#### Data for this exercise:
◇ ◇ ◇ ◇ ◇ ◇ ◇

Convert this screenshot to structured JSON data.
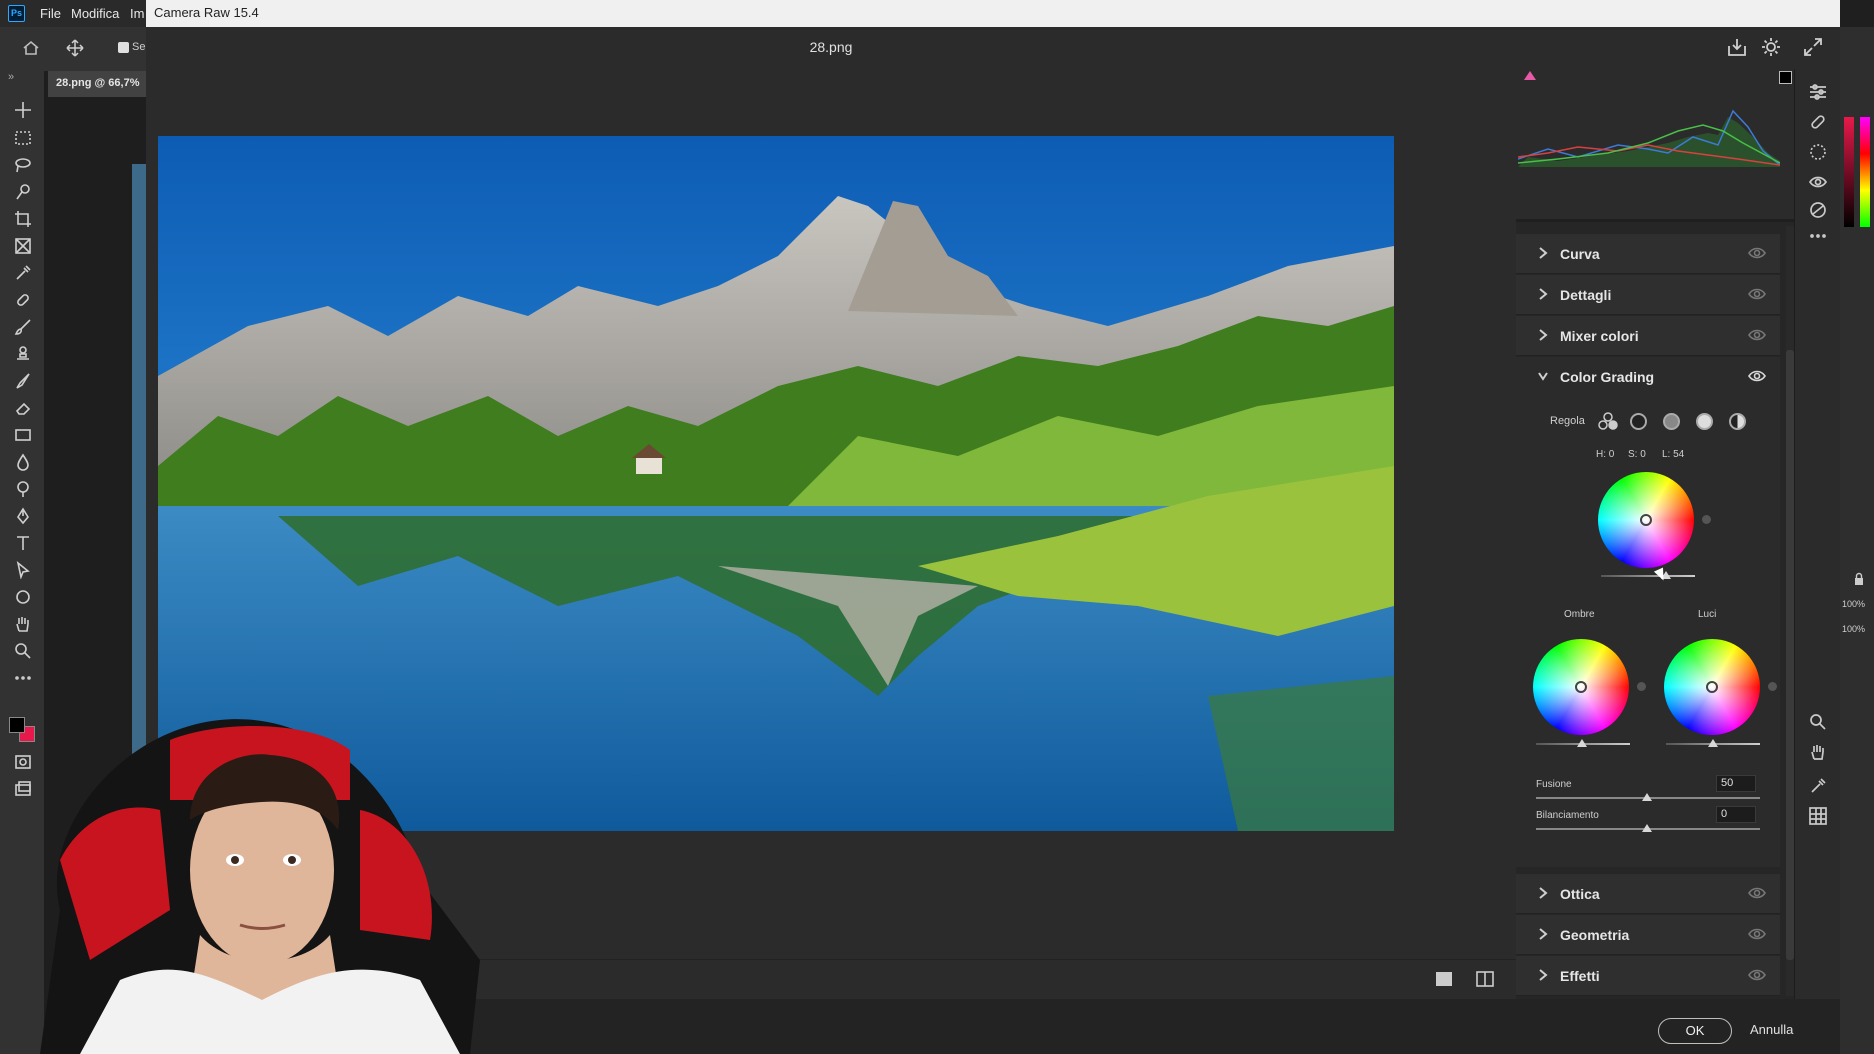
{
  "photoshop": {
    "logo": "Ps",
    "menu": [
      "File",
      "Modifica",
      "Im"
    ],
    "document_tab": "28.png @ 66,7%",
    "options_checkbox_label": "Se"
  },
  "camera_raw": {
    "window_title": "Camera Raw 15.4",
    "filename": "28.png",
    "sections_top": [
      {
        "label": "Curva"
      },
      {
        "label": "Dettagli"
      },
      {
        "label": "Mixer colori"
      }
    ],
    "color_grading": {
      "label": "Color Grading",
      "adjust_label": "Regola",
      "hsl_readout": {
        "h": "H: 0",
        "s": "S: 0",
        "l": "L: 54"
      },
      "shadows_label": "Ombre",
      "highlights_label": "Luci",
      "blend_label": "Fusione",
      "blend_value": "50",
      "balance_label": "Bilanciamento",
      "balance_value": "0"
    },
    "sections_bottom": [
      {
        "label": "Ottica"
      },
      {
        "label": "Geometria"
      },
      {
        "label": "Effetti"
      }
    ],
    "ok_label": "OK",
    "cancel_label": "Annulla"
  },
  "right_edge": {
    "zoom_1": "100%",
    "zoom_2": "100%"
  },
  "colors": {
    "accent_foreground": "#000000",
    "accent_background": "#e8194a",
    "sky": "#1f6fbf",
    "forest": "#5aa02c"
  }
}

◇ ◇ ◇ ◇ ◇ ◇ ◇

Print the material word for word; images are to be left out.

#### Response area:
Convert this screenshot to structured JSON data.
{
  "photoshop": {
    "logo": "Ps",
    "menu": [
      "File",
      "Modifica",
      "Im"
    ],
    "document_tab": "28.png @ 66,7%",
    "options_checkbox_label": "Se"
  },
  "camera_raw": {
    "window_title": "Camera Raw 15.4",
    "filename": "28.png",
    "sections_top": [
      {
        "label": "Curva"
      },
      {
        "label": "Dettagli"
      },
      {
        "label": "Mixer colori"
      }
    ],
    "color_grading": {
      "label": "Color Grading",
      "adjust_label": "Regola",
      "hsl_readout": {
        "h": "H: 0",
        "s": "S: 0",
        "l": "L: 54"
      },
      "shadows_label": "Ombre",
      "highlights_label": "Luci",
      "blend_label": "Fusione",
      "blend_value": "50",
      "balance_label": "Bilanciamento",
      "balance_value": "0"
    },
    "sections_bottom": [
      {
        "label": "Ottica"
      },
      {
        "label": "Geometria"
      },
      {
        "label": "Effetti"
      }
    ],
    "ok_label": "OK",
    "cancel_label": "Annulla"
  },
  "right_edge": {
    "zoom_1": "100%",
    "zoom_2": "100%"
  },
  "colors": {
    "accent_foreground": "#000000",
    "accent_background": "#e8194a",
    "sky": "#1f6fbf",
    "forest": "#5aa02c"
  }
}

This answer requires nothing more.